Gordon Grigg, a young adult lay reserve delegate, shares his experiences as a first-time delegate and how General Conference is giving young people a voice.

Lay Reserve Delegate, Ishpeming: Wesley UMC

I’m not going to lie. Coming to General Conference for the first time and as a young person is a lot. I wasn’t 100% sure what to expect. I have heard stories, but you never fully understand the scope of General Conference until you go.

A lot happens, from worship to legislative committee meetings, plenary sessions, and other events. During my time here, I have loved the worship services. The bishops who preach are leaving no crumbs behind. They are preaching things that are generally not preached, which gives hope to a young person. Where the church has been silent, the bishops are making noise, calling out the injustices that the church has fostered or turned a blind eye to over the years.

I enjoy the fact that young people were not just invited to General Conference but allowed to have a voice, and there was a Young People’s Address last week. This was to let the church know that we young people are still here in the church, watching and listening to everything the church is doing. We are watching the deconstruction of churches, both figuratively and physically. The church was reminded that they are our role models, the ones we look to for advice, the ones we look to for guidance.

To stop the division in the church, we need to start coming together as one united church. In conversations I have had with other delegates, this General Conference has felt different than those before it. There is a sense that we are stepping in the correct direction of becoming one united church. We are entering into our new era.

General Conference is about more than networking and outstanding worship services. It is also about getting down to business and getting the work done as a church. I was privileged to sit on the Church and Society 1 Legislative Committee, where we worked through our part of the Revised Social Principles.

From where I sit as a reserved delegate in the observer section, I can see what’s going on behind the voting bar. When I get a glimpse of the bishops on the stage from the viewing screen, I see all the church represented, not just a few of the ones who have been attending General Conference before I was born. I see the whole church.
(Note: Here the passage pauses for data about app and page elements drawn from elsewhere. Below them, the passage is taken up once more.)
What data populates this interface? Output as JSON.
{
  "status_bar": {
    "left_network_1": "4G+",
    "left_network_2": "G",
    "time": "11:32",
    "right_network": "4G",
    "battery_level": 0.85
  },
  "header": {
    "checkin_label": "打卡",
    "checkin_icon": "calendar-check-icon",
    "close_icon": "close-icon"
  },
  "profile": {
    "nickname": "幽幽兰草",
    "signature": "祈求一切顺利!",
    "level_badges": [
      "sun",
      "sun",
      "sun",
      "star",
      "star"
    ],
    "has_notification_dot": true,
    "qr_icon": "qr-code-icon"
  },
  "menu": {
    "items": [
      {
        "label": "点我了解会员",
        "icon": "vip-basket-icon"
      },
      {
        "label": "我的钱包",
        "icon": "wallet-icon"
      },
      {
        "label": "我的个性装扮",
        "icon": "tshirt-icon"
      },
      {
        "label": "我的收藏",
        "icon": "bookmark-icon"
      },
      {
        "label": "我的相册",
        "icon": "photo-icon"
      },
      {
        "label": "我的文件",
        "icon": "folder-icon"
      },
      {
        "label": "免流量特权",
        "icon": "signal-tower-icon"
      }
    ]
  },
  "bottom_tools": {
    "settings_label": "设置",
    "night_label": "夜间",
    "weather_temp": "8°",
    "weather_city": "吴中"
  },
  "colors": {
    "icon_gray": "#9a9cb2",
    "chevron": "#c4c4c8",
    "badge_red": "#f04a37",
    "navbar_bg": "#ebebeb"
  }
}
The seats are filled with diverse people from different central conferences, races, ethnicities, sexual orientations, genders, and ages.

This diversity shows us young people that this church — The United Methodist Church — is diverse. We see the diversity by having ten different languages being interpreted for our delegates. This is also a conference of grace since we are all coming together from across the globe. We have shown each other grace when trying to find the correct parliamentary wording or words that will translate well — showing each other and the world that we can be civil.

As a young person, I have hope based on what I have seen so far. We have worked to make the church more inclusive by starting to remove harmful language in the Book of Discipline against LGBTQIA persons, working towards regionalization, and revising our Social Principles. We have seen history being made as we start becoming a united church.

I know that the legislation passed at General Conference will not fix the mistakes of the past or mend broken relationships. We must do that when we leave the Charlotte Convention Center on Friday. We need to go back to the places we came from and be the loving church we are working to become. We can point to the legislation we passed and say we are working on becoming better. It is a slow process, and we will not fix all our problems at once, but we are working toward that goal. But until we live it out in person, the legislation we pass is just words on a page that we ignore. In The United Methodist Church, I can see that, slowly, we are becoming God’s church.

Last Updated on May 2, 2024

The Michigan Conference